Digital Ventures has also partnered with Singapore-based Life.SREDA, a global venture-capital fund specializing in financial technology. The collaboration would strategically benefit Digital Ventures in both research and investment, improving the company’s financial services.

SCB’s digital ventures is another fintech initiative that has recently been surging in popularity.

A version of this appeared in The Nation on July 22. Read the full version here.


France sets up initiative to attract tech startups from Southeast Asia. According to Tech Wire Asia, they will have the opportunity to compete for relocation to France, thanks to the “French Tech Ticket” competition launched by the French government, which is now entering its second season.

The French Tech Ticket competition aims to absorb entrepreneurs from across the globe for a year. 70 winning early-stage tech startups are chosen to to be hosted in one of 41 incubators in France.

Successful applicants will also receive $49,835 (€45,000 ) per project with no loss of equity, a tailored program of masterclasses and events, a dedicated workspace within the assigned partner incubators, and a “Soft Landing Pack”, which is meant to help foreign entrepreneurs relocate to France.

Startups dealing in big data, financial technology (fintech), and the Internet of Things (IoT) are of particular interest to the French Tech Ticket competition, said Muriel Pénicaud, chief executive officer of Business France and French Ambassador for international investment.

“Asian startups and entrepreneurial talent are now becoming fully recognized on the international scene”

Muriel Pénicaud, chief executive officer of Business France

Eligibility for the competition depends on several factors: the startup must be at an early stage, have plans to develop the business in France, and be a team of just two or three co-founders.

The teams must also be able to speak English, have a maximum of one French citizen or none at all, be ready to relocate and be fully-devoted to the project by January 2017 in order to participate to the program to attract tech startups from Southeast Asia.

Southeast Asian ecommerce entrepreneurs interested in this opportunity to expand into a more mature market, with higher per capita spending and more refined taste can find a link to the website here, deadline is August 24. Bonne chance!

A version of this appeared in TechWireAsia, read full story here

Indonesia 1,000 Startups Movement


Indonesia launched government-backed initiative called “1,000 Startup Movement” with the goal to grow 1,000 startups until 2020. They will together value approximately $10 billion US but unfortunately, the movement does not have any monetary support from the government.

From June to September, the movement will start in Jakarta, Yogyakarta and Surabaya, then move onto other cities such as Bandung and Malang. The initiative will consist of workshops, hackathons, boot camps and incubation programs but still perceived as an ambitious target,
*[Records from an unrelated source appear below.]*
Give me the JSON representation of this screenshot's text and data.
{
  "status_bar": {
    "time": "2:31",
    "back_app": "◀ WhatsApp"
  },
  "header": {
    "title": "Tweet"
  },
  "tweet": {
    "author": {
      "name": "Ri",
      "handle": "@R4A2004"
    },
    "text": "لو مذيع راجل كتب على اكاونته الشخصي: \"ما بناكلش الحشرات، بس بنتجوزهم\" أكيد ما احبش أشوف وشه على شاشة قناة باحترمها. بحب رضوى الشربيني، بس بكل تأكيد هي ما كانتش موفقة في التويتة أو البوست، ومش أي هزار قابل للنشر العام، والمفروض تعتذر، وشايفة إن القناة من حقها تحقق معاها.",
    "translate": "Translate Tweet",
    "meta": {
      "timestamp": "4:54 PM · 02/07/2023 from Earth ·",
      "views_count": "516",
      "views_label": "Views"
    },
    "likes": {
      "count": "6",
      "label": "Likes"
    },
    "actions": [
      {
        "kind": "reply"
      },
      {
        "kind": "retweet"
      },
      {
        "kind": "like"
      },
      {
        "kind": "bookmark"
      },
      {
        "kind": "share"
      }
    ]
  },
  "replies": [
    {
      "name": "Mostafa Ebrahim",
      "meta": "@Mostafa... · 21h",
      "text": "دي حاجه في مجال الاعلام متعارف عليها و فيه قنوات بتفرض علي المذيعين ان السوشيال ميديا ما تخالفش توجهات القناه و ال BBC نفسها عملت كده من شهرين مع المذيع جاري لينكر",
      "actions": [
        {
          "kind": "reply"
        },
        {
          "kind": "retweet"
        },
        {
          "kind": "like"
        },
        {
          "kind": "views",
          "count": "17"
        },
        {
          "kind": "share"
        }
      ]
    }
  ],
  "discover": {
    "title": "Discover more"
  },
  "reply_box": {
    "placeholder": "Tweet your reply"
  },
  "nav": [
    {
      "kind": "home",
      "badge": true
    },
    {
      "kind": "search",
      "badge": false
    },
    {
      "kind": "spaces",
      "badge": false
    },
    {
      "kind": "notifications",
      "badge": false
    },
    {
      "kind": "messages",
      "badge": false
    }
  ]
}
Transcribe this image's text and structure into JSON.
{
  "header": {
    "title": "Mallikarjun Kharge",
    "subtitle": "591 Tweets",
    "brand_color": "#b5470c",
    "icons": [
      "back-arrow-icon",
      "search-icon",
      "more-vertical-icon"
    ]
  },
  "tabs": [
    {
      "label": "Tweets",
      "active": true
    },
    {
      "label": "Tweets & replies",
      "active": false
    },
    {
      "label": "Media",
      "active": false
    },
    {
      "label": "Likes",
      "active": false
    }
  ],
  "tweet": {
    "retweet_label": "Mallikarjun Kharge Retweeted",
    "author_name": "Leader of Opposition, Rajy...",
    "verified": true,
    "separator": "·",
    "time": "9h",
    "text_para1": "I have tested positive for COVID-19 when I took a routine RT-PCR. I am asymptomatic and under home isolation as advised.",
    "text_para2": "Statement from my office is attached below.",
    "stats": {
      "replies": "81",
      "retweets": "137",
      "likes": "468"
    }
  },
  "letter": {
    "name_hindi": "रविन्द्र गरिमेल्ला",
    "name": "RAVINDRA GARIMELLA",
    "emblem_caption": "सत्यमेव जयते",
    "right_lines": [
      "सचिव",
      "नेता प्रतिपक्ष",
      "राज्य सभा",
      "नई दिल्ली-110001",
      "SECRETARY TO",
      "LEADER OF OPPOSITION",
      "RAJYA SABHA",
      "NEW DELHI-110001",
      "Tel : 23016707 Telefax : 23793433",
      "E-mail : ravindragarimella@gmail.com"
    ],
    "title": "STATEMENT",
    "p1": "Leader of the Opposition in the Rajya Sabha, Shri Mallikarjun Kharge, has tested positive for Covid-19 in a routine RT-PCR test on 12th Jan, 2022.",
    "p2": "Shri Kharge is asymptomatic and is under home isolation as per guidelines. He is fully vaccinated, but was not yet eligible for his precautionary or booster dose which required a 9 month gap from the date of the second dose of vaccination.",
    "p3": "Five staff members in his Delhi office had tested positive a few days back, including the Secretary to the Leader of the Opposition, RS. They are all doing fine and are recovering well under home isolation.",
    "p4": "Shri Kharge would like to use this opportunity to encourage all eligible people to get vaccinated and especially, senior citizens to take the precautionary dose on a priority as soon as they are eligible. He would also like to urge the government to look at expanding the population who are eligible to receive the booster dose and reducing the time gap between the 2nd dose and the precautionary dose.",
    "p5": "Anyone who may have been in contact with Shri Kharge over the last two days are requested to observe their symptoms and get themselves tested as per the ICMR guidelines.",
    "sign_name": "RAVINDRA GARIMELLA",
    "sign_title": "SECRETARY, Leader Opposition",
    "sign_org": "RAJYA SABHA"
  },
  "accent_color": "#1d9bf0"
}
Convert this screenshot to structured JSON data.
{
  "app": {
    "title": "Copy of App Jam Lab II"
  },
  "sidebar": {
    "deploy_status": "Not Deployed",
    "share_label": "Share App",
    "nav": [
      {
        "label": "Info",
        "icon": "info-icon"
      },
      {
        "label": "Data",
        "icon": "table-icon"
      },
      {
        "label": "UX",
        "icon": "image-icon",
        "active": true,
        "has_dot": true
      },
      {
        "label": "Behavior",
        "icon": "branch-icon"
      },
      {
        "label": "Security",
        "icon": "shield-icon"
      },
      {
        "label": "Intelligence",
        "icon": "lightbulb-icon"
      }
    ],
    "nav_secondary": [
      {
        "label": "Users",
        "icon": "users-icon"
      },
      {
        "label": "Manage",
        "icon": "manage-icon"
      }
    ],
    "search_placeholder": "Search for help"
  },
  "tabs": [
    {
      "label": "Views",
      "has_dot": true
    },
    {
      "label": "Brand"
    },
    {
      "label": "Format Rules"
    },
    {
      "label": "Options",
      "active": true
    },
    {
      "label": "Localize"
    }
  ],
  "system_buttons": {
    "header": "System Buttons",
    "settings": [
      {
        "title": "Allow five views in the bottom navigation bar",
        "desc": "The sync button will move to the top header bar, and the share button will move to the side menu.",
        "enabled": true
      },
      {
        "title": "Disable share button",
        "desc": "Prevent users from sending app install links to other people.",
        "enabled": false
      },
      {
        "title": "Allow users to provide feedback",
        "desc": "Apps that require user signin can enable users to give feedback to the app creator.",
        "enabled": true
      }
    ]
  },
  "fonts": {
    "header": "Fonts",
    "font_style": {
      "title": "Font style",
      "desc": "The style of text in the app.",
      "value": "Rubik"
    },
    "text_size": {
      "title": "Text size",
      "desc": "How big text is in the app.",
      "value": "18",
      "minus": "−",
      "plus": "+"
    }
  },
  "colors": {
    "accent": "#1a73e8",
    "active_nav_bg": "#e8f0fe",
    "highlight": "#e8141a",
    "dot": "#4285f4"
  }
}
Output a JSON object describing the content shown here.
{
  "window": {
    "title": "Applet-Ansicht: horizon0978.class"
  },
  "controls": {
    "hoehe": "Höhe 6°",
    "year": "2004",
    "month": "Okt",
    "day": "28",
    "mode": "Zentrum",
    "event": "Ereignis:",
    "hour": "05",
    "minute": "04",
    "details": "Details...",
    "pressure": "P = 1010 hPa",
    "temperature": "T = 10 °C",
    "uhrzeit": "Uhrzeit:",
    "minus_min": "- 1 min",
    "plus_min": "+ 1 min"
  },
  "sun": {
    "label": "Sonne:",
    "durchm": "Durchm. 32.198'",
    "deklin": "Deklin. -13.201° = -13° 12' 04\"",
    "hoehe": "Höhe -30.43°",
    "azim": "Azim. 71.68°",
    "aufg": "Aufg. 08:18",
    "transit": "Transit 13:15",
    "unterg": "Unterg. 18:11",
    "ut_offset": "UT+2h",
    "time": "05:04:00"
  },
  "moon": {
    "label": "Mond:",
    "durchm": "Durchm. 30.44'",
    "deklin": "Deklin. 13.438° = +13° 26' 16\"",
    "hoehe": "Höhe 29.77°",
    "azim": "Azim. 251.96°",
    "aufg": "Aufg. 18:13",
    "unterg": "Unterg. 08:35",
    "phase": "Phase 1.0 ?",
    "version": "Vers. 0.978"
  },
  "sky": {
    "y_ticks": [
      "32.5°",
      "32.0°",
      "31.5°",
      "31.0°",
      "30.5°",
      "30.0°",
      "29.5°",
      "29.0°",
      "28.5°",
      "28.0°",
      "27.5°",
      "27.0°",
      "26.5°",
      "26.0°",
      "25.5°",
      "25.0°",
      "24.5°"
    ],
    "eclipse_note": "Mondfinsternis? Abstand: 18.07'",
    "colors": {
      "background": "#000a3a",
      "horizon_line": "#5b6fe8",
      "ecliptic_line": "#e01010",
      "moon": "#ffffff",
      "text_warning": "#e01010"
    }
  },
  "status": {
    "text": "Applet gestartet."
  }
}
Consider that from the 1,000 startups, only a fraction will survive (the rule of thumb often cited is that 90 percent of startups eventually fail).

The goal is to have 200 startups across 10 cities emerge from the funnel each year, which would amount to 1,000 startups by the end of 2020. Each startup would need to reach a valuation of $100 million to survive in the long term. This is extremely ambitious, as Indonesia has only produced a handful of companies that might have reached unicorn status, such as C2C marketplace Tokopedia.

The government is endorsing this program, but it is not providing monetary support.

By 2017, the movement will focus on Denpasar, Medan and a few others. Indonesia’s Ministry of Communication and Information Technology will be collaborating with tech ecosystem builder, Kibar. This means that Kibar will have gather all the support from event organizers and startup mentors, including investors to sustain this initiative.

Initiative but no endorsement, what now?

Regardless, it is still vital for the ecommerce ecosystem to have a government-backed initiative. Small businesses and tech initiatives benefit from exposure and training sessions supplied through workshops and incubators but without seed funding or cash flow, initiatives will remain just that. Budget allocations should be given to get the startups off the ground.


A version of this appeared in Tech in Asia on June 22. Read the full article here.